Tuesday, October 5, 2010
Book Review: Call Me Kate: Meeting the Molly Maguires, by Molly Roe (Tribute Books, 2008)
Fourteen year-old Katie McCafferty does not have an easy life--when her father is injured in a mining accident, she has to give up her dreams of completing school in order to go into service to help her family put food on the table. The battlefields of the Civil War might be far away for the hardworking Irish immigrants in Katie's Northeastern Pennsylvania community, but when Lincoln enacts a draft in 1862 for anyone who can't come up with $300--an impossibly high figure for all but the rich--to hire a replacement, tensions run high. After all, as Katie's mother points out, "Asking American citizens to fight against the Rebs is reasonable, but it isn't fair to expect men who aren't even citizens to fight." Men begin to talk about striking, and organize a secret labor movement, the Molly Maguires, to fight the coal barons.

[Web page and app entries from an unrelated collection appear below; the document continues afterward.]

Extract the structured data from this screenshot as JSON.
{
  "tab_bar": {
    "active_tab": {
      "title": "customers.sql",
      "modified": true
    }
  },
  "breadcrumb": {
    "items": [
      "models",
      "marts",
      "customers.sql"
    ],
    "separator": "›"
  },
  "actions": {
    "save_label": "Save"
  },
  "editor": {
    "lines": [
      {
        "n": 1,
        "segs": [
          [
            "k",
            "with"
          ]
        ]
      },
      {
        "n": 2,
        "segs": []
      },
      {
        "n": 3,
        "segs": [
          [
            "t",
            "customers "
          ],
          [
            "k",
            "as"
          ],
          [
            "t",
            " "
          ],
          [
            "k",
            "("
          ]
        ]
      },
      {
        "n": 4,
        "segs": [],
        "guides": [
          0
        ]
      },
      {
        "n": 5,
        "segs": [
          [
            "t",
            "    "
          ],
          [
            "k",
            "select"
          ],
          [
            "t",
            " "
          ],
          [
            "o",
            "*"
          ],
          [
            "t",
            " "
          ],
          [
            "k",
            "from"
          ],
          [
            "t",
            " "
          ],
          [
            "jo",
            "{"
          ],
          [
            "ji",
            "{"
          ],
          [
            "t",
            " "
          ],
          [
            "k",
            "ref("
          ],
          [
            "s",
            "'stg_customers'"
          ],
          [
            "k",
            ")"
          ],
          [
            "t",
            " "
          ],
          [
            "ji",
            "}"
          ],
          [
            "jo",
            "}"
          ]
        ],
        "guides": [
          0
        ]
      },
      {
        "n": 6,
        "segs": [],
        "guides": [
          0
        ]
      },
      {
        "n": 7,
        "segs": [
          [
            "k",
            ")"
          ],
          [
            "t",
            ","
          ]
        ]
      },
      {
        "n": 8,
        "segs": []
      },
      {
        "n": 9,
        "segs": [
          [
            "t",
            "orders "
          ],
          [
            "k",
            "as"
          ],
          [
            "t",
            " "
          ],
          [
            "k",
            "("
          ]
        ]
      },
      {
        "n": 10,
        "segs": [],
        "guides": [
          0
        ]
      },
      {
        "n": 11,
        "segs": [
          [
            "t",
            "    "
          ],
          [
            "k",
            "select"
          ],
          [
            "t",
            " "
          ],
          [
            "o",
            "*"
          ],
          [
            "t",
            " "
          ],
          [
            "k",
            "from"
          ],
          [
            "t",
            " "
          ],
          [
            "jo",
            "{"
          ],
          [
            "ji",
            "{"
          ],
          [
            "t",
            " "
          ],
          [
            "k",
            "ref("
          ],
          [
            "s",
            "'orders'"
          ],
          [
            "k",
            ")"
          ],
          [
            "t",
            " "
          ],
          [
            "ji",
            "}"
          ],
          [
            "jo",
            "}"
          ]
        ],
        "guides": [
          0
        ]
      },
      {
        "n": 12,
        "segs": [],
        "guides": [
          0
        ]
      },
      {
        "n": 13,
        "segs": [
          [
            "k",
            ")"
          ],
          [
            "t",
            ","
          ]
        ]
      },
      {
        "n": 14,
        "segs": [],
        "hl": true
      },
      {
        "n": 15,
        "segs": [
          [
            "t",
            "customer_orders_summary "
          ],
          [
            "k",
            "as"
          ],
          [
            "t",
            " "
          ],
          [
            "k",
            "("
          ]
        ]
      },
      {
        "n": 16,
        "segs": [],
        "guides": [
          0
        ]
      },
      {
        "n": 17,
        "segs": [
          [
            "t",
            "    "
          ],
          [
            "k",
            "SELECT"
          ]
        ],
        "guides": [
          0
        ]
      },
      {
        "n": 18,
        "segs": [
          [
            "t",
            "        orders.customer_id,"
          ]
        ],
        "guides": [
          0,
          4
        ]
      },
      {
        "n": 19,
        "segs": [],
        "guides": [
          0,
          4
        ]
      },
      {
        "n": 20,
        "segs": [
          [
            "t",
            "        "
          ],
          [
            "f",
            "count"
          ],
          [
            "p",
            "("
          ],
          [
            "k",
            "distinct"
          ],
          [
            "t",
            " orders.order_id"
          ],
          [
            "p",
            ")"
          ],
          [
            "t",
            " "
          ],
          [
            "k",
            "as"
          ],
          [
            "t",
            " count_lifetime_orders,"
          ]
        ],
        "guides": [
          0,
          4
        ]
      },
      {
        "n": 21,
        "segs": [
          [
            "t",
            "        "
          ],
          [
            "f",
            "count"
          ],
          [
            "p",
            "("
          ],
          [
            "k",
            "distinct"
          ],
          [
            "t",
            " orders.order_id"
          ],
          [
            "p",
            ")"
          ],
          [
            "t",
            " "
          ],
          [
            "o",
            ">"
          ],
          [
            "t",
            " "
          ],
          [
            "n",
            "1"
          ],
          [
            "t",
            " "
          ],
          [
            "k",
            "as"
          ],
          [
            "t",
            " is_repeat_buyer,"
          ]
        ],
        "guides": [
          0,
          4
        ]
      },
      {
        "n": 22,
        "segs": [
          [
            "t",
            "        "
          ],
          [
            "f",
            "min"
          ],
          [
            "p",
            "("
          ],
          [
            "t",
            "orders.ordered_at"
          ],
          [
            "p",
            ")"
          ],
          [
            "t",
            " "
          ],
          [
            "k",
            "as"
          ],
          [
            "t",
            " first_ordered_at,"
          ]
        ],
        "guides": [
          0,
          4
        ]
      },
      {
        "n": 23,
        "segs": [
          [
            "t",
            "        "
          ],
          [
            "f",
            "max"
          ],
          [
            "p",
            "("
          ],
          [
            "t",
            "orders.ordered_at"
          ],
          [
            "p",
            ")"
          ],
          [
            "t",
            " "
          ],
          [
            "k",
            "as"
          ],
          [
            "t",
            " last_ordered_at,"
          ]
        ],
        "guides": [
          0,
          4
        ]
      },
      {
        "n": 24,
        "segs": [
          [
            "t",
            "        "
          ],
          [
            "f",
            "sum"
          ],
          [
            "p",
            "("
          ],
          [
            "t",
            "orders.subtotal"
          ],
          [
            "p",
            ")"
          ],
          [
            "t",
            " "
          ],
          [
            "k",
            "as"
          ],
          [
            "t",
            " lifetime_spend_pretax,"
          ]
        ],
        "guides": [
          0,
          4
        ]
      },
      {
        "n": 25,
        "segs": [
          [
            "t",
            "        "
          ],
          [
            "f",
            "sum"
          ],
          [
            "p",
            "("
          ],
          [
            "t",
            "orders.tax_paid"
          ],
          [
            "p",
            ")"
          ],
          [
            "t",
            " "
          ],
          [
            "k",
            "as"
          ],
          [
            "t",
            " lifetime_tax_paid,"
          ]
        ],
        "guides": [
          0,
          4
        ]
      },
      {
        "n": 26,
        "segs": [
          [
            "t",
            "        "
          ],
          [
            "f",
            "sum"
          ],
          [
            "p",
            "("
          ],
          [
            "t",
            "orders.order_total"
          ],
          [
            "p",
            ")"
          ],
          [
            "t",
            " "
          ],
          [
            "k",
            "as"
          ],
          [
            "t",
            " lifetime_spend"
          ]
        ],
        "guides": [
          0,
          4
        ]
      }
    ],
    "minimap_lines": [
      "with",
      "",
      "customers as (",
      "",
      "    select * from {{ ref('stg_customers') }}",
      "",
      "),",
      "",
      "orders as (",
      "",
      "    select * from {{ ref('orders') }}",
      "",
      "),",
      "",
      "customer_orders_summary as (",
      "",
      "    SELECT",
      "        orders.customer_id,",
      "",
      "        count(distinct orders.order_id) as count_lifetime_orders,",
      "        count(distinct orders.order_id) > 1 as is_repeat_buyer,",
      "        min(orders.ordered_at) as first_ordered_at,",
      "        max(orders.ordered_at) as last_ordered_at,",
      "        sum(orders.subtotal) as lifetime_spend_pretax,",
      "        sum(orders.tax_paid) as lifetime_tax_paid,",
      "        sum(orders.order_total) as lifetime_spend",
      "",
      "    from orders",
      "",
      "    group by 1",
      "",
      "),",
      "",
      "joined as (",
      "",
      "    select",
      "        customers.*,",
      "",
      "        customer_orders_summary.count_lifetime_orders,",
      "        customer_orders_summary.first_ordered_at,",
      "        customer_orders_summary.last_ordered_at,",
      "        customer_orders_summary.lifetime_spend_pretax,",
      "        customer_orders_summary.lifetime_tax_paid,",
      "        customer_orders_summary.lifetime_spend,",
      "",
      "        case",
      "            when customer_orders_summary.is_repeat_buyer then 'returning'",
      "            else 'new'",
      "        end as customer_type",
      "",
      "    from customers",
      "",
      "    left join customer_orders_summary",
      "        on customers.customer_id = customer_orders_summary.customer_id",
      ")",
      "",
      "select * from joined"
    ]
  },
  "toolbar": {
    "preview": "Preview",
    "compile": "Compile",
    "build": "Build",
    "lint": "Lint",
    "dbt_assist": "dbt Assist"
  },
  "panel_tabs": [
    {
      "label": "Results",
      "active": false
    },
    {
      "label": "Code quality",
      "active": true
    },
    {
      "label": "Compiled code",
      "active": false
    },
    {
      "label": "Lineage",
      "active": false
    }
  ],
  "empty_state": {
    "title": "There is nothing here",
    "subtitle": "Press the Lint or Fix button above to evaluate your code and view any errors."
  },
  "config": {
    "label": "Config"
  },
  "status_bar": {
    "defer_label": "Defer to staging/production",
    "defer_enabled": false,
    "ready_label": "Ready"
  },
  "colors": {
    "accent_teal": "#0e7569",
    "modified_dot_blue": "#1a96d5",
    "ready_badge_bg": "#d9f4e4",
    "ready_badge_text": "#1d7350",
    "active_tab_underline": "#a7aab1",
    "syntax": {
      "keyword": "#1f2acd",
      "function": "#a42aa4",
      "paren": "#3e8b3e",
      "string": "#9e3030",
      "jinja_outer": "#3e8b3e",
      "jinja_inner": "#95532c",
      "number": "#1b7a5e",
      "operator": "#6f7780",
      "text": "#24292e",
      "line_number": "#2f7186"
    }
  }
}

Molly is fortunate to secure a position with a rich family in their thirty-room mansion, which provides her a unique opportunity to spy on the rich coal mine owners who congregate there for social occasions. When she comes across information that endangers her childhood friend, Con, and his family, she knows she must act to save her friends and her community from the revenge of the mine owners, even if it means infiltrating the Molly Maguires herself and volunteering for a dangerous mission.
The author's careful research shines through in the novel, and she peppers the narrative with many interesting details of the life of a servant in a mansion of the period. For example, Katie takes an immediate dislike to the owner's little lapdogs, who are fed tidbits of the best meat while people in her own community have no meat at all to put on the table. And how must it have felt to have a mistress who could not be bothered to learn your name, but instead called all the Irish servants "Bridget?"
Told in the first person, this novel will appeal to readers who enjoyed series such as American Girl and the American Diaries book series, and are looking for a novel aimed at a slightly older audience. The heroine, Katie, with her courage and can-do attitude, will appeal to contemporary girls. Those of Irish heritage as well as those in Pennsylvania are likely to find the book especially interesting, with its insight into the Irish immigrant experience and the harsh realities of life in the coal-mining communities, but the book also has broader appeal to those looking for a fast-paced historical fiction tale set in one of the most turbulent and fascinating periods in our nation's history.